(HealthDay News) -- Chemicals used in food packaging, paper and textile coatings may affect blood cholesterol levels in people, U.S. researchers have found.

Previous studies have found that polyfluoroalkyl chemicals (PFCs) are present in the bodies of most people. In this new study, a team at the Boston University School of Public Health analyzed the association between serum cholesterol levels and four PFCs: perfluorooctanoic acid (PFOA), perfluorononanoic acid (PFNA), perfluorooctane sulfonic acid (PFOS), and perfluorohexane sulfonic acid (PFHxS).

The analysis of data from the National Health and Nutrition Examination Survey revealed that people with levels of PFOS, PFOA and PFNA in the top 25 percent had higher total and non-HDL cholesterol (primarily the "bad" LDL cholesterol) than those with levels in the lowest 25 percent.
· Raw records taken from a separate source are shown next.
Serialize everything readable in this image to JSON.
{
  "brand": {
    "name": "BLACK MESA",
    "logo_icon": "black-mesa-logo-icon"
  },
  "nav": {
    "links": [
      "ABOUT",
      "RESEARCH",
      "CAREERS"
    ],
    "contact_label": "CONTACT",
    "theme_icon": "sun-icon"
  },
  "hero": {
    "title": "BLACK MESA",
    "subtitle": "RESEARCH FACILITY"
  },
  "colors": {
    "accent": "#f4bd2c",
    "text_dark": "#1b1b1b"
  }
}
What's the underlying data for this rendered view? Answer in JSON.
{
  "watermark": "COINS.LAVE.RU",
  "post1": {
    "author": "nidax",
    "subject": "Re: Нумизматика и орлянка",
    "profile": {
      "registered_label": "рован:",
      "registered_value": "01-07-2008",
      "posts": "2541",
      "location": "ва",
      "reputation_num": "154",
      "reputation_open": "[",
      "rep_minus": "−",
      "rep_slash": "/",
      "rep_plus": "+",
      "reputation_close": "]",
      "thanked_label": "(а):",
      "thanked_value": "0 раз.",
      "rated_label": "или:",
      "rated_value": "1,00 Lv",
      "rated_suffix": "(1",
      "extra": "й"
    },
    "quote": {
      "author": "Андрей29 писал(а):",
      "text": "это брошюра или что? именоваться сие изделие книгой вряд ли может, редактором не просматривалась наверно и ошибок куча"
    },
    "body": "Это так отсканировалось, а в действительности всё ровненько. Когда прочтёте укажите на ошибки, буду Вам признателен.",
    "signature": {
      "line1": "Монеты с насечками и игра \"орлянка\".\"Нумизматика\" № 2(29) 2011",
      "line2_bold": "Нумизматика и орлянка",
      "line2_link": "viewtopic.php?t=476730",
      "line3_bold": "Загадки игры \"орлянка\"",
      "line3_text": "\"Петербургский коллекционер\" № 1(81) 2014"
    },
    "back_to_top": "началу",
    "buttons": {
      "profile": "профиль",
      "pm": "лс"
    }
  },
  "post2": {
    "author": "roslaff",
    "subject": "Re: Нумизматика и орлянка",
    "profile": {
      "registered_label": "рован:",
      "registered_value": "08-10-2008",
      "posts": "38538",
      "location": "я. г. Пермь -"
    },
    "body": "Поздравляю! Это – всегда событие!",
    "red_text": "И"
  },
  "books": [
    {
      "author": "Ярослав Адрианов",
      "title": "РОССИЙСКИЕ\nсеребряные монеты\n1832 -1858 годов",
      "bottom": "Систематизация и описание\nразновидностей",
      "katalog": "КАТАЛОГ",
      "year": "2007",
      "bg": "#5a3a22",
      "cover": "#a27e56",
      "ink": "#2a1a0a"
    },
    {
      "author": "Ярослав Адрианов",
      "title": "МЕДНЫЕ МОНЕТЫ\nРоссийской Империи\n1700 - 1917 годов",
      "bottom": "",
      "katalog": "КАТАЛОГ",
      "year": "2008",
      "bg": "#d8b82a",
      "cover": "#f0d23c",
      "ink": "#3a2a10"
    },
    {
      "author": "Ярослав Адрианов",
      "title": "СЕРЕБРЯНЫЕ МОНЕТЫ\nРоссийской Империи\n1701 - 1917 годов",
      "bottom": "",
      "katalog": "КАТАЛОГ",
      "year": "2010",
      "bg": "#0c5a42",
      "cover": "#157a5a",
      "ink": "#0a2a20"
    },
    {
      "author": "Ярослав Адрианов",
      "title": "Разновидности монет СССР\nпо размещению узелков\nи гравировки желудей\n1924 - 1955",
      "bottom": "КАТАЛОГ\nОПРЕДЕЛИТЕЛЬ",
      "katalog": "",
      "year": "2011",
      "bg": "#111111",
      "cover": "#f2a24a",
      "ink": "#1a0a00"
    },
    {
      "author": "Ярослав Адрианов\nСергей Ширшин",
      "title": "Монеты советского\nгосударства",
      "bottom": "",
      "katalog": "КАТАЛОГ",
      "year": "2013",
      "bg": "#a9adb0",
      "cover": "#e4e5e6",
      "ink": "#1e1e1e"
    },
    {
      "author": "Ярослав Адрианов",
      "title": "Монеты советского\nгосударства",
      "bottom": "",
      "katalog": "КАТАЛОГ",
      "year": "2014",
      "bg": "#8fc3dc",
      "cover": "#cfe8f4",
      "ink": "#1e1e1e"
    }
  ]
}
The association was most noticeable for PFNA, with a 13.9 milligram per deciliter difference in estimated cholesterol levels between people with the highest and lowest levels of the chemical, the study authors noted.

The researchers found little evidence of a link between PFC levels and body size or insulin resistance, according to the report in the Nov. 2 issue of the journal Environmental Health Perspectives.

"Though these results are based on cross-sectional data and are exploratory, they are consistent with much of the human epidemiologic literature and indicate that polyfluoroalkyl chemicals may be exerting an effect on cholesterol at environmentally relevant exposures," wrote first author Jessica Nelson and colleagues. "Our study affirms the importance of investigating polyfluoroalkyl chemicals other than PFOS and PFOA, particularly as industrial uses of PFOS and PFOA decline and other polyfluoroalkyl chemicals are substituted."

SOURCES: Environmental Health Perspectives, news release, Nov. 2, 2009